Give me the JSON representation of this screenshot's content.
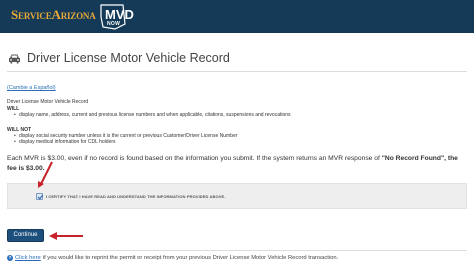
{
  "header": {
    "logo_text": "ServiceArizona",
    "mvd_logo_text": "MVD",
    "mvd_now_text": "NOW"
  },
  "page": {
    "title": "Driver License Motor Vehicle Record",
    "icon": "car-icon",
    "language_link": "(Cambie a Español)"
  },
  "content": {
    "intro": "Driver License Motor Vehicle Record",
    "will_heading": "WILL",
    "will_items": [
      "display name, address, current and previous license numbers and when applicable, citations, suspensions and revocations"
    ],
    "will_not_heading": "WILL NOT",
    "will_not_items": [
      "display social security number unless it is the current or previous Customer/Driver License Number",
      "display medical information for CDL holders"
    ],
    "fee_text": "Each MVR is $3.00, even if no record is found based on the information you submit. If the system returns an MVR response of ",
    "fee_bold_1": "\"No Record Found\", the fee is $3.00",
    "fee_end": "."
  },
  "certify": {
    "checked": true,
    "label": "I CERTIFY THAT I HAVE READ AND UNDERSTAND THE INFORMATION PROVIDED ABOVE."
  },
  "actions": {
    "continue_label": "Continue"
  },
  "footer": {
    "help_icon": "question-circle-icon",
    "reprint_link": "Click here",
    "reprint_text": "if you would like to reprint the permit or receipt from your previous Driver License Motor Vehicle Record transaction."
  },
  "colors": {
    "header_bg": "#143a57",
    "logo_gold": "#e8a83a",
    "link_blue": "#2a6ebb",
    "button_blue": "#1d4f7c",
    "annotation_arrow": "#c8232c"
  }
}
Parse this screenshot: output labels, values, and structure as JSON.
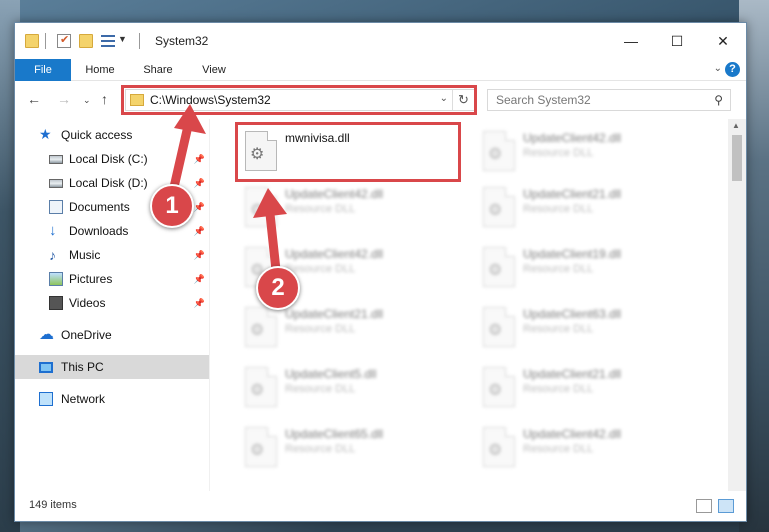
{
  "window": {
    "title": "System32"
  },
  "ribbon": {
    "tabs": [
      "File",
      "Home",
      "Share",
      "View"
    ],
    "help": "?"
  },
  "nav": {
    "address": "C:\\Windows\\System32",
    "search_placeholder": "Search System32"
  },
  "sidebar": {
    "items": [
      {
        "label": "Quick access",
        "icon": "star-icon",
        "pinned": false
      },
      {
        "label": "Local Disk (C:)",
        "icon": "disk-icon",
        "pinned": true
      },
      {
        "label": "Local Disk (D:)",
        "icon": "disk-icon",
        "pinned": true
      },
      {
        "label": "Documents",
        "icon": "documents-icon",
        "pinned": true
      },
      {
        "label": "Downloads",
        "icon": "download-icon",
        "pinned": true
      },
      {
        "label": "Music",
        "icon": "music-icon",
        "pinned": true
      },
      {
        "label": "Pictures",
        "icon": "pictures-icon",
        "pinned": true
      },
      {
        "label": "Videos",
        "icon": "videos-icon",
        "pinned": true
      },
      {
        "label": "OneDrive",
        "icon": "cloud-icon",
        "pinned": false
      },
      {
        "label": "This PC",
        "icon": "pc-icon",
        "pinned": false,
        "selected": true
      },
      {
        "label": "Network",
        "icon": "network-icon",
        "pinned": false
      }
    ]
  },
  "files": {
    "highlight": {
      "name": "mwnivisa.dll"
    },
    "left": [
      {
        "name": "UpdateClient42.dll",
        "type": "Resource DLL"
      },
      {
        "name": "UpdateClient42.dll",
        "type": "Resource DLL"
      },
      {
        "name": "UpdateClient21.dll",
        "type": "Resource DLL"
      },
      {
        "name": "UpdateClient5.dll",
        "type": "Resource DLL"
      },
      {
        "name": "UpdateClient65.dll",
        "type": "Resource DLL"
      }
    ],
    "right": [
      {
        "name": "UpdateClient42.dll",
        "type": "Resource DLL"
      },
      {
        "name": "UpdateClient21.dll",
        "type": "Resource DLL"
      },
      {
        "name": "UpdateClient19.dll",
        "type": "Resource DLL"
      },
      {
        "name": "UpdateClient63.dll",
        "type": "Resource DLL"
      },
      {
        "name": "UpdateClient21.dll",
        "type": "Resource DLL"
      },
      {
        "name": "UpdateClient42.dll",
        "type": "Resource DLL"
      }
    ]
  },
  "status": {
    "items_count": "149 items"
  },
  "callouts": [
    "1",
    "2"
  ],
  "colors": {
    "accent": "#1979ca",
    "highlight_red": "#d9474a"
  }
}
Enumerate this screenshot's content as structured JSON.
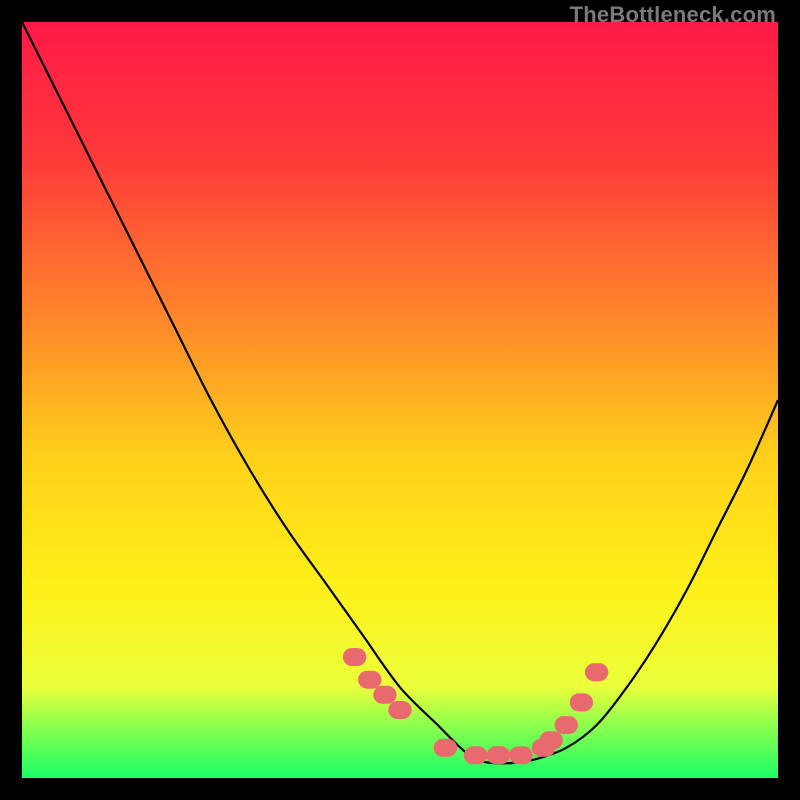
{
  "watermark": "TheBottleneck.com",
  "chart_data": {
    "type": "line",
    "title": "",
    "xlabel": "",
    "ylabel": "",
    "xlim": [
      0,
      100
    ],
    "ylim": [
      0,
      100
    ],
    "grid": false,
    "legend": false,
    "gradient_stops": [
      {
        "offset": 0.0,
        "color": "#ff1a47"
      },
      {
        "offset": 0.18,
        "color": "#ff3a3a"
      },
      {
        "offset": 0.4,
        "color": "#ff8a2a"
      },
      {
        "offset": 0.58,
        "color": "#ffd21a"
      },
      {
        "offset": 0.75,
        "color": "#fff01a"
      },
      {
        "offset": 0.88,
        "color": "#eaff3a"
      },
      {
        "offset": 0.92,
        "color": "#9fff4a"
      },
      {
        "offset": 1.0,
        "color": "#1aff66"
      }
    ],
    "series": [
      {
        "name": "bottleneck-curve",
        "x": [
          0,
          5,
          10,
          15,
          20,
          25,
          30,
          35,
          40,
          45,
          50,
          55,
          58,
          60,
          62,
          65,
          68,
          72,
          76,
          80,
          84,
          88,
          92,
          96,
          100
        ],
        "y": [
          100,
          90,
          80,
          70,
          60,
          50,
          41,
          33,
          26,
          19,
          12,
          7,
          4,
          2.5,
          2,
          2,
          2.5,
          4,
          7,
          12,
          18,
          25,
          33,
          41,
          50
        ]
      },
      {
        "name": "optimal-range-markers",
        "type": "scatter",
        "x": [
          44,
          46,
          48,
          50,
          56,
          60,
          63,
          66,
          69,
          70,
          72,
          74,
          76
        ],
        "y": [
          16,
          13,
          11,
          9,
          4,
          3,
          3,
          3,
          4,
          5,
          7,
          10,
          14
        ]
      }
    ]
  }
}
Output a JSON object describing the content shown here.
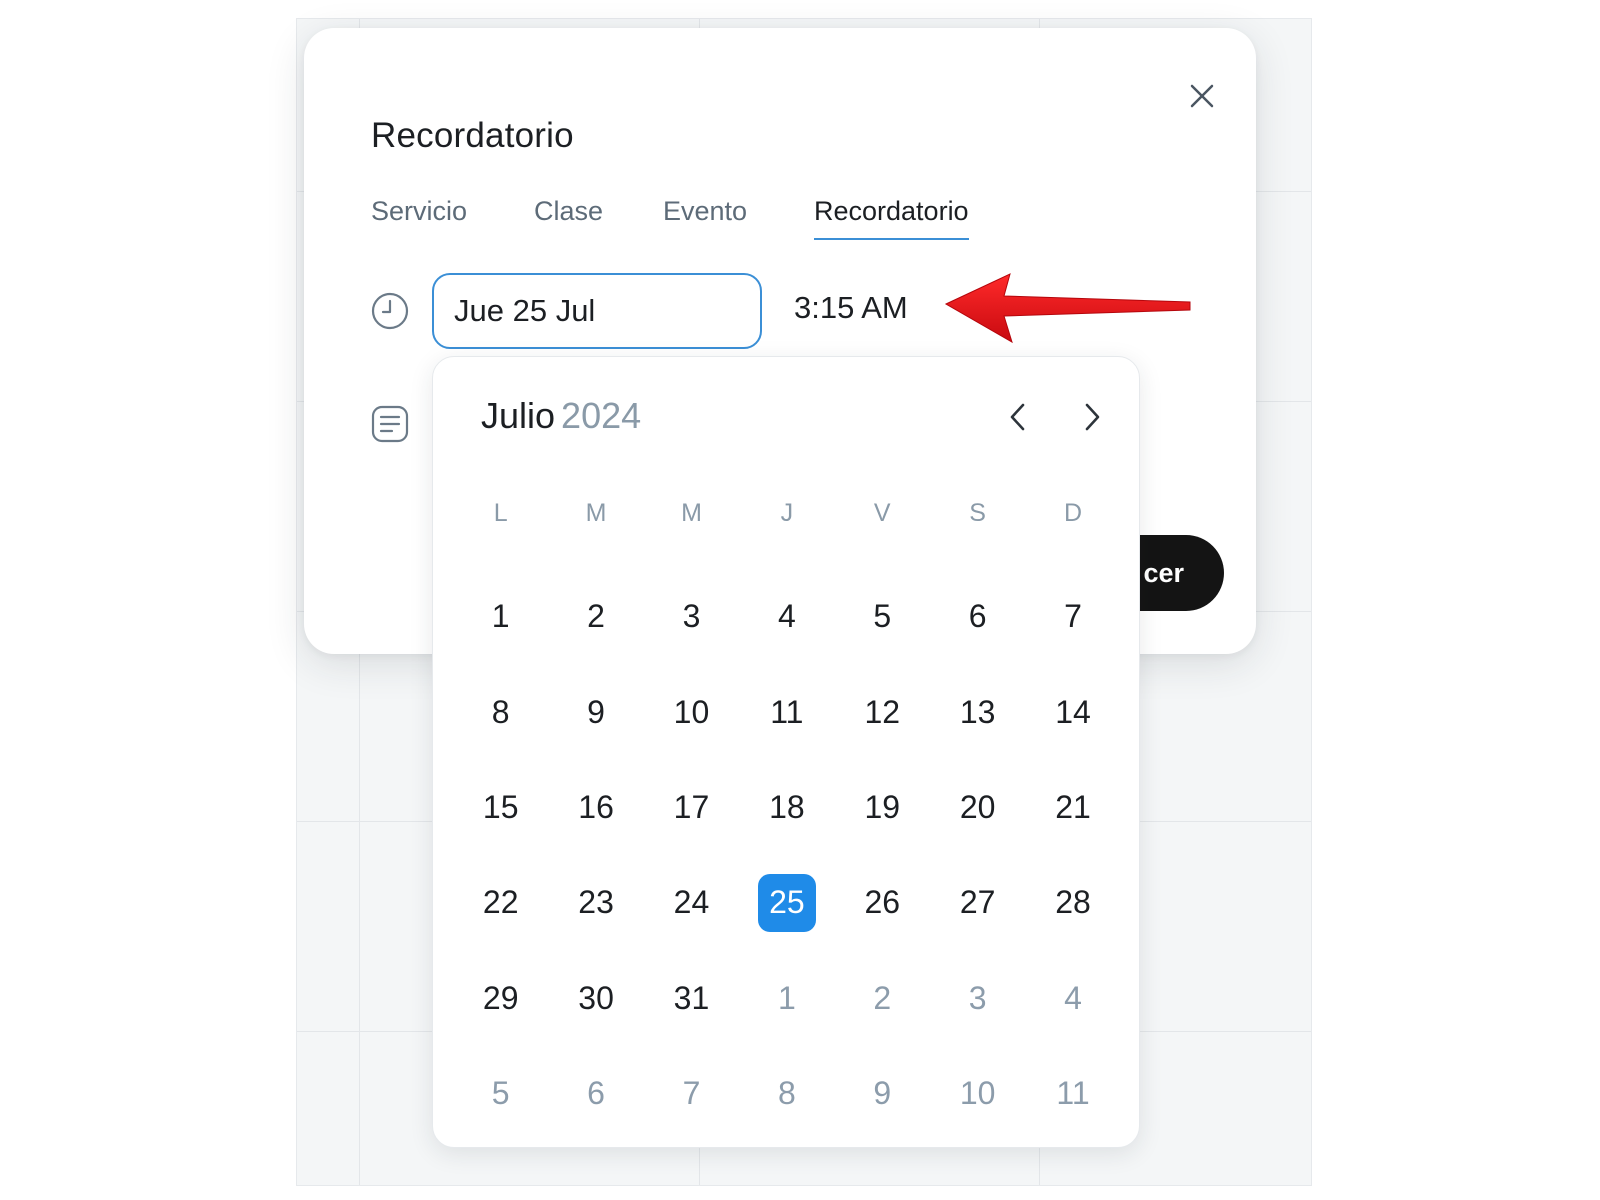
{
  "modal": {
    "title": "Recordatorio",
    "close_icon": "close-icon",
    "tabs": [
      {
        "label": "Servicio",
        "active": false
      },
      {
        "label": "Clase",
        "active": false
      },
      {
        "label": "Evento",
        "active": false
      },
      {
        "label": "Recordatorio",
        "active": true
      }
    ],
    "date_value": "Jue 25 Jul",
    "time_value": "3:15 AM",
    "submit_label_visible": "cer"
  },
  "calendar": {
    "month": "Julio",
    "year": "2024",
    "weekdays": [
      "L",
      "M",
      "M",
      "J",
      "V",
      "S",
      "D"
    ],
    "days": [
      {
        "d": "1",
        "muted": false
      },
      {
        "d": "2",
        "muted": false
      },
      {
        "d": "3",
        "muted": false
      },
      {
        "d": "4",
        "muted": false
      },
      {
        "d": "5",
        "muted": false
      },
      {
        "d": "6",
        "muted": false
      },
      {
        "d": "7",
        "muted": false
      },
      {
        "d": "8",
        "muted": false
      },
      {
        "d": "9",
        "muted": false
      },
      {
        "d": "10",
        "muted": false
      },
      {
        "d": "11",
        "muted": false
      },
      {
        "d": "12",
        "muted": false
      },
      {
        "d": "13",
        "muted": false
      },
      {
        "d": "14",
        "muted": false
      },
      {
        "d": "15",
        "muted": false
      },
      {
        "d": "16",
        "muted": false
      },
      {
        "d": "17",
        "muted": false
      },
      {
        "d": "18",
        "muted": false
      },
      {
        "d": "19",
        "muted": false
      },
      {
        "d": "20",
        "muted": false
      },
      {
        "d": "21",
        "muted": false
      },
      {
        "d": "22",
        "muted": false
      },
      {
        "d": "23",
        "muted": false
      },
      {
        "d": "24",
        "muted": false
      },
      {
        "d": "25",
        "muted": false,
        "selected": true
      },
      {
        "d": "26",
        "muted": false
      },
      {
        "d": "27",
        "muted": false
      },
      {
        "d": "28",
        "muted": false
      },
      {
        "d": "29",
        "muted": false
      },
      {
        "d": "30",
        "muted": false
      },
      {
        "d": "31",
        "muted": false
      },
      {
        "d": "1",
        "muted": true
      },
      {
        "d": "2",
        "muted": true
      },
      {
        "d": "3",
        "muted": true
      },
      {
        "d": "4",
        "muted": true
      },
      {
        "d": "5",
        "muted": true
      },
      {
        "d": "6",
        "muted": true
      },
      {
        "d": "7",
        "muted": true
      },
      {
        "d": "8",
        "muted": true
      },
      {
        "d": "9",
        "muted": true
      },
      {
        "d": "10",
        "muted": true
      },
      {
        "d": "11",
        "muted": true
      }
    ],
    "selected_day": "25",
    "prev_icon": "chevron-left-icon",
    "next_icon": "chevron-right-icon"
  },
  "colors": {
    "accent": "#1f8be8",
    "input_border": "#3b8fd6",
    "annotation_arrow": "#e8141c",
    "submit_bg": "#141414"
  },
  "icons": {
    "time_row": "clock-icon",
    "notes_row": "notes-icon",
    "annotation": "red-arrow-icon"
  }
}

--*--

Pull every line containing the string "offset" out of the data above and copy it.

        "offset": 0.0,
        "offset": 0.18,
        "offset": 0.4,
        "offset": 0.58,
        "offset": 0.75,
        "offset": 0.88,
        "offset": 0.92,
        "offset": 1.0,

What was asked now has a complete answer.